Africa’s travel and tourism sector is expected to add approximately 14 million new jobs over the next decade and fuel the continent’s economic recovery.
“Africa is clearly recovering and is expected to see a significant recovery in the next few years.
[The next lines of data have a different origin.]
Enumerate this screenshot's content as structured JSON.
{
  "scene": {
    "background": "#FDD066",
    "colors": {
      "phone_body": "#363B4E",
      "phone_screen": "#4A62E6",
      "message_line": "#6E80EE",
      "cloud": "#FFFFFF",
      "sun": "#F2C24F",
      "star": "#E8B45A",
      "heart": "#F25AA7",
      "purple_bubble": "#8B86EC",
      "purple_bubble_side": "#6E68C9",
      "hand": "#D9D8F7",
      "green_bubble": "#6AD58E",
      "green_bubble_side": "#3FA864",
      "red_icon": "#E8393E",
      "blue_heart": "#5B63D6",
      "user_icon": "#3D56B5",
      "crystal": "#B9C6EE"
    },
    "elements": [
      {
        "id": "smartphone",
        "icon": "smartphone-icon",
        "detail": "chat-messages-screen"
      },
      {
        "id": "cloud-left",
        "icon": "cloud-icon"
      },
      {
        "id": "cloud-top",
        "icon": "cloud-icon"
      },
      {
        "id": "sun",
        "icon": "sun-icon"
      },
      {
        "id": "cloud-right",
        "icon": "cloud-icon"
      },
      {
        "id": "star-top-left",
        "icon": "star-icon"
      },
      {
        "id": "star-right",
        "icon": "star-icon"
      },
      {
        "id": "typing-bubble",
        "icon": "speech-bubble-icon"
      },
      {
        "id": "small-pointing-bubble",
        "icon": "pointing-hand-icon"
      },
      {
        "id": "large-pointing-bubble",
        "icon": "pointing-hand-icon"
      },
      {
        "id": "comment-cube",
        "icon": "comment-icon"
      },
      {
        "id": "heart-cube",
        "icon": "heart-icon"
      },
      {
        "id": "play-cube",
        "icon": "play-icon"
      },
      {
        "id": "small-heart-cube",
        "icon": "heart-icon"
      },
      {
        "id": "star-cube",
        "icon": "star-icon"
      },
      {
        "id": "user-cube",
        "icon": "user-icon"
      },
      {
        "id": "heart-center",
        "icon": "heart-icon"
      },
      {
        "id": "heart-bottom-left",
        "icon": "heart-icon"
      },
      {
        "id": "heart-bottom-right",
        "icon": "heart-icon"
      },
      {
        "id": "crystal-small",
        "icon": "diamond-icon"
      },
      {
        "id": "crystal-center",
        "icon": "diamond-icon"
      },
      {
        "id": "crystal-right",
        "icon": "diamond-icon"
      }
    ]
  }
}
And looking over the next 10 years, the sector could create almost 14 million jobs,” says the latest World Travel & Tourism Council (WTTC) forecast Omicron was impacted, with many countries reinstating strict and unwarranted travel restrictions to several key African destinations,” WTTC President and CEO Julia Simpson said in a statement, more than double the 3.3 percent growth rate of the region’s overall economy between 2022 and 2032 to almost $279 billion (7.2 percent of the total economy).
The sector’s contribution to GDP is expected to rise 20.5 percent to $144 billion by the end of this year, which is 5, 1 percent of total economic GDP. Employment in the sector is expected to grow 3.1 percent this year to about 22 million jobs.
According to the WTTC, Africa’s travel and tourism GDP could recover to levels before of the pandemic will reach levels by next year – just nine percent below 2019 levels.
Before Covid-19, the sector’s contribution to the region’s GDP was 6.8 percent ($182.4 billion ) and fell to just 3.8 percent ($96.5 billion) in 2020. as the pandemic peaked – a 47.1% drop.
The sector also supported more than 25 million jobs across the region, which after a 22.9% drop to just 19, 6 million declined in 2020.
Africa’s travel and tourism contribution to GDP rose 23.5 percent to more than $119 billion last year, signaling the start of recovery for the sector it in the report.
The sector also saw a recovery of 1.6 million jobs, a growth of 8.2 percent to more than 21 million jobs.
The post to GDP fell 49.2 percent from $169 billion in 2019 to $86 billion in 2020, with the number of jobs created falling to 17.5 million from 24.7 million in the same period at 66 .8 percent.
In terms of job losses, Africa suffered disproportionately more than other regions , with jobs falling by 29.3 percent (7.2 million).
Before the pandemic , travel and tourism revenues were instrumental in restoring and expanding natural parks and protecting wildlife in in many African countries and supporting the livelihoods of local communities through tourism projects.
In Rwanda Travel and Tourism GDP grew by 25.3% in 2019 after the government prioritized sustainable tourism, with real and tangible Impact on both community development and conservation.
In conservation, high-quality tourism permits generated over $18 million per year, contributing to the repopulation of gorillas from 254 in 1981 to 600 currently in the national park.< /p>